Published: June 3rd 2012June 3rd 2012
The school year here is winding down and students are beginning to take final exams. I have been able to travel a fair amount this year but I feel like I haven’t talked much about the city I live in, Zhengzhou, and some other nuances about the middle kingdom I have noticed along the way.
Zhengzhou is a city in eastern-central China with approximately 7 to 8 million people. The large variance is due to the population growth. The city is growing so fast they aren’t exactly sure how many people live in the city because the time it would take to do a census; the numbers would not be accurate. This is a trend happening all over China right now. I would compare to 1890s-1900s when the industrial revolution in America encouraged people to give up farming and flee to the cities for a steady factory job. In Zhengzhou and throughout the country, almost everyone in the cities live in high-rise apartments. This is primarily because Chinese citizens cannot own land. Only the government and real estate developers can own the ground. This is the sole explanation of extreme population density of Chinese
cities. Imagine if 7 million people lived in Columbus, Ohio, people would be tripping over one another. Last week I was eating dinner at a McDonalds over looking a busy intersection at rush hour and I am certain there were more people at the intersection at that moment than live in my hometown of Cross Lanes, WV (around 10,000). You can see how this environment breeds certain behavior traits. The concept of personal space is non-existent, one trip on public transportation will fortify this, and things we consider common courtesy like holding a door for someone or letting women go first does not happen here. Having so many people in a small area can turn everyday things into a competition for resources. Worse than this is, the absence of selflessness. You would hard pressed to find any acts of “Good Samaritan.” Last semester a few of my coworkers witnessed a man on a scooter get hit by a car and no one stopped to help him. My colleagues drug the man out of the street and called 119 (911). It’s not to say they are bad people at all but certain things just are not ingrained into their brains. In my opinion I blame this ideology on the lack of a moral compass. Religion is not overly common in China and the virtues of Confucius seem to go in one ear and out the other. Money seems to be the biggest religion.
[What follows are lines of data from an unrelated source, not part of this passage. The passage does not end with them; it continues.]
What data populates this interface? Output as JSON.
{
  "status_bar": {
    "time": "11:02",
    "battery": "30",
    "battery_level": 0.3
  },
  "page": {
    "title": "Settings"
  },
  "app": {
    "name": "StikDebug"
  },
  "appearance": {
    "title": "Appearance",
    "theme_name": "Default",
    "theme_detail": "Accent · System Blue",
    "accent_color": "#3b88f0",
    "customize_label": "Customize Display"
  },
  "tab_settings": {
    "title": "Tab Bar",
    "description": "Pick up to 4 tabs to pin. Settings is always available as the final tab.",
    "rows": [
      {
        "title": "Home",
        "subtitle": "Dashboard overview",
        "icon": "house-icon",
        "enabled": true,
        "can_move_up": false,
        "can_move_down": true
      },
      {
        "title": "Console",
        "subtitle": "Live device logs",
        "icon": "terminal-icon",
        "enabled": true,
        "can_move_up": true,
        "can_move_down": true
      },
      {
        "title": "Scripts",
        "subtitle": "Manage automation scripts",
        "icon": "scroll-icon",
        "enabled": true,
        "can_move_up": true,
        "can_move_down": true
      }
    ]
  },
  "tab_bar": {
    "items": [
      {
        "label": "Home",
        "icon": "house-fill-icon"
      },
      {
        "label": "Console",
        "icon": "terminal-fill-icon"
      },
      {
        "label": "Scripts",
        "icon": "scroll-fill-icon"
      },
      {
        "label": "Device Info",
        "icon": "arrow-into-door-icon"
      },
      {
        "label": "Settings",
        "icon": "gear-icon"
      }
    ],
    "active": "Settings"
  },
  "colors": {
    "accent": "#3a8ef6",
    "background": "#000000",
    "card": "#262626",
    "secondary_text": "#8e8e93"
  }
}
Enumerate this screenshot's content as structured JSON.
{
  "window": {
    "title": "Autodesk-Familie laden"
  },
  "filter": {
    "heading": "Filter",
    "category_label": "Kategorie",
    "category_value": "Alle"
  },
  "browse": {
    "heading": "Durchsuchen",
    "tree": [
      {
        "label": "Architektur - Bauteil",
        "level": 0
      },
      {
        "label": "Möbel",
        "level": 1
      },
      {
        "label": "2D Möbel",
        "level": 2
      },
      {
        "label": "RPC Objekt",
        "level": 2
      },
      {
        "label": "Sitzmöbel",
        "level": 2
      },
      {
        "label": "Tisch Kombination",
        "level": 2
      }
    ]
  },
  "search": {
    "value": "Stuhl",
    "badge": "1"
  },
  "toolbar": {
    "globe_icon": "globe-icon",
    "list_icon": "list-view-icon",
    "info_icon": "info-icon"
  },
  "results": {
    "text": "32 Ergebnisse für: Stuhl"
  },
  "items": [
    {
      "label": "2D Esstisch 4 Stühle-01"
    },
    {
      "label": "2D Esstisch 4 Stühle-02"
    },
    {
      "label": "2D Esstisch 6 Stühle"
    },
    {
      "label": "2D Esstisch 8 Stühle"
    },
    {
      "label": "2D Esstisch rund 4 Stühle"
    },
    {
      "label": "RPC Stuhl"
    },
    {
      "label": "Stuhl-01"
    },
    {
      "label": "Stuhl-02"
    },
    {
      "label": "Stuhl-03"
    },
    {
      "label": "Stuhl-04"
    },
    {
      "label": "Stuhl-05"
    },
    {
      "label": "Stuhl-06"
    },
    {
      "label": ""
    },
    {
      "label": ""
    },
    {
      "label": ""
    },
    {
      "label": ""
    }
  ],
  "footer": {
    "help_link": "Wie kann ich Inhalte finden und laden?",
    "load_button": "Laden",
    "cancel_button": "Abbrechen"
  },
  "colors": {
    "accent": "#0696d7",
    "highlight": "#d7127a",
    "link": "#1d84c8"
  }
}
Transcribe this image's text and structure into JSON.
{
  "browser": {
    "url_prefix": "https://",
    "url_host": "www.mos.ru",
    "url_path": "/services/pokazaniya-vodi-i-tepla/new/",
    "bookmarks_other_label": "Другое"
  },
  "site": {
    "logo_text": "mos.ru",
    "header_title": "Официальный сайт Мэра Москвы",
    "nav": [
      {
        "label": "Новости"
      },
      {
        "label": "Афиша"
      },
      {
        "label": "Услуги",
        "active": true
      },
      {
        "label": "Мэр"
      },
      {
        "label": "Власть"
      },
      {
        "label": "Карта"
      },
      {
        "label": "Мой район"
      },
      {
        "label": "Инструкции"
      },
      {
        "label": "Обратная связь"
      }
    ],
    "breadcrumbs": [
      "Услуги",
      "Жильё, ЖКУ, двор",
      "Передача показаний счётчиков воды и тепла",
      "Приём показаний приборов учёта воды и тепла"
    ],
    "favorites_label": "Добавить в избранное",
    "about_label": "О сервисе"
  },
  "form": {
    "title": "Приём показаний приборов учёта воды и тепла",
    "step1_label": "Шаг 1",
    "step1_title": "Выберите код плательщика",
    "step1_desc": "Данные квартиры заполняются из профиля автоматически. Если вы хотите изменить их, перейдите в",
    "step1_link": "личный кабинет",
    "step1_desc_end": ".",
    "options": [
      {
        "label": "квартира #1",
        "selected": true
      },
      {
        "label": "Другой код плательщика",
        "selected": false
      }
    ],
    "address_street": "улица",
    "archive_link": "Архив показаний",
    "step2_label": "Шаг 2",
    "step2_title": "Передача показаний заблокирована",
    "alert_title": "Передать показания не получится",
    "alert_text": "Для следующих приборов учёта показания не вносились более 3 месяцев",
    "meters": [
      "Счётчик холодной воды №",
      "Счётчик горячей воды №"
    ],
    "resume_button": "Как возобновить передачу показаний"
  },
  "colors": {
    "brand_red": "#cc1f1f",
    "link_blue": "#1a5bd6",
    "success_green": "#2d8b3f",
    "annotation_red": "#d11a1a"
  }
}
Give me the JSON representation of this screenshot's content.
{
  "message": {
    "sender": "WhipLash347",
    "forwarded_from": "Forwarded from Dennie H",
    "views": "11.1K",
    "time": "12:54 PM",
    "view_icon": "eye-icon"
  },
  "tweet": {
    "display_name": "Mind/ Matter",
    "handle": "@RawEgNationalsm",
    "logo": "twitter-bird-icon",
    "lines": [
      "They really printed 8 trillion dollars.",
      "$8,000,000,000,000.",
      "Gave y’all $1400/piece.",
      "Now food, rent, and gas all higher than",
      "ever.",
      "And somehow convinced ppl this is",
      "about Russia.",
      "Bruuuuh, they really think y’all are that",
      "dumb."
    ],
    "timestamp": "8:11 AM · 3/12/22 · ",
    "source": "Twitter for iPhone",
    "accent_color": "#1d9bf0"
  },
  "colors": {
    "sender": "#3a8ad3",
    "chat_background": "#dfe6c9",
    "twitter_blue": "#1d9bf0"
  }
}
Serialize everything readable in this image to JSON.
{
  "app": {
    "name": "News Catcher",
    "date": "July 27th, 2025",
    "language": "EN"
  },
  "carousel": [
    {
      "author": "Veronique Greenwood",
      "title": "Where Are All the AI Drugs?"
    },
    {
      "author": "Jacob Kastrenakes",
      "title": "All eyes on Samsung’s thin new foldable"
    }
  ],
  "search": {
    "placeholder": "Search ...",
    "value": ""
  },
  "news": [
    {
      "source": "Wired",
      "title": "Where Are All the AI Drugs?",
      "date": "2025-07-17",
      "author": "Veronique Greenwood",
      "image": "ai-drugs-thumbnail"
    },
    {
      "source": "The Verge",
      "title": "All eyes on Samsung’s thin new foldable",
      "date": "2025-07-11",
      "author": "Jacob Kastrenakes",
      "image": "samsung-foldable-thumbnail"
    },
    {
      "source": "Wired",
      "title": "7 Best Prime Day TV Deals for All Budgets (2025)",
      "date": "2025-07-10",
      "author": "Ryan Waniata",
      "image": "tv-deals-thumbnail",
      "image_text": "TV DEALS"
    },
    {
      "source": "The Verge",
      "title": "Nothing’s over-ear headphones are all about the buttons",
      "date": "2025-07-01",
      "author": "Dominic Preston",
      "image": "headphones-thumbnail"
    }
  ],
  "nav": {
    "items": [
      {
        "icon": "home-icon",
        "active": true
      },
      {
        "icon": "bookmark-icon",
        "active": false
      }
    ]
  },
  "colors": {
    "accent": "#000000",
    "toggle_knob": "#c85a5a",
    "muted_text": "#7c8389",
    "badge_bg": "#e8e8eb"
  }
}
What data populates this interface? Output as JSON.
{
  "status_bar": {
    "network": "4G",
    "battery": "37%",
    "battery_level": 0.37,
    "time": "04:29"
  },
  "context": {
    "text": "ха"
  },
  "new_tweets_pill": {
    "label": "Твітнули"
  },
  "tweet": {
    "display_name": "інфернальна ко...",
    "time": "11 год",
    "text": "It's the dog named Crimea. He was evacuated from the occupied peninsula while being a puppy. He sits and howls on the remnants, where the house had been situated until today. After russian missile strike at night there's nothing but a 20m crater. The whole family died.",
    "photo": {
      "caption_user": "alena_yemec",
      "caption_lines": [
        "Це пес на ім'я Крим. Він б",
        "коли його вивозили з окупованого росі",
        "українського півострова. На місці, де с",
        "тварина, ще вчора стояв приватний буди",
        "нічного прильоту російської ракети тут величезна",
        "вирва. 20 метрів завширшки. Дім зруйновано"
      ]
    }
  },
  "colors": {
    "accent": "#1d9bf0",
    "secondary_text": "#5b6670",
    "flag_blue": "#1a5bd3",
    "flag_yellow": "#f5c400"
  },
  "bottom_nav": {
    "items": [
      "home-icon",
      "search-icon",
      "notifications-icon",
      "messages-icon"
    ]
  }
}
I know you may find what I just said hard to believe. Aren’t Americans supposed to be the most egocentric? The most concerned with status? The single biggest surprise to me was how materialistic Chinese people are. It seems so many things here revolve around money and so not like the traditional lifestyle we picture the Chinese having. From the way people act I honestly believe the majority of people think money can buy happiness. My theory for this is 1) the population; money makes one stick out of the crowd and 2) for the first time in history Chinese people are gaining disposable income. I suppose its human nature when you have satisfied basic needs like food and shelter you can shift your attention to wants like clothes and iphones. Don’t let these things I have noticed create any stereotypes or paint a negative picture of all Chinese people because that would be far from the truth and even farther from how I regard them. These are just things I noticed; cultural differences and a different way of life.
Even though I did not choose it, I am glad I ended up in Zhengzhou. Its nice to feel…..I’ll use the word “accepted” by the locals I encounter on a regular basis. The street vendors, bar owners, gym employees, McDonalds staff, etc, treat me like every other person. Don’t get me wrong we still get strange stares and special treatment on occasion but for the most part, in our neighborhood we are the same. I like this feeling. After traveling to many tourists destinations and many people just look at white skin and see dollar signs. I also think this feeling would be harder to come by in Shanghai or Beijing where foreigners are everywhere and less adaptation is needed. I feel like Zhengzhou is home away from home.
I have not had as many days off to travel this semester but I plan on visiting Beijing after school ends. My flight home leaves from Shanghai so I’ll be making my fifth trip there this year, and as of now I have a long layover in Tokyo so my traveling for this year is not over yet.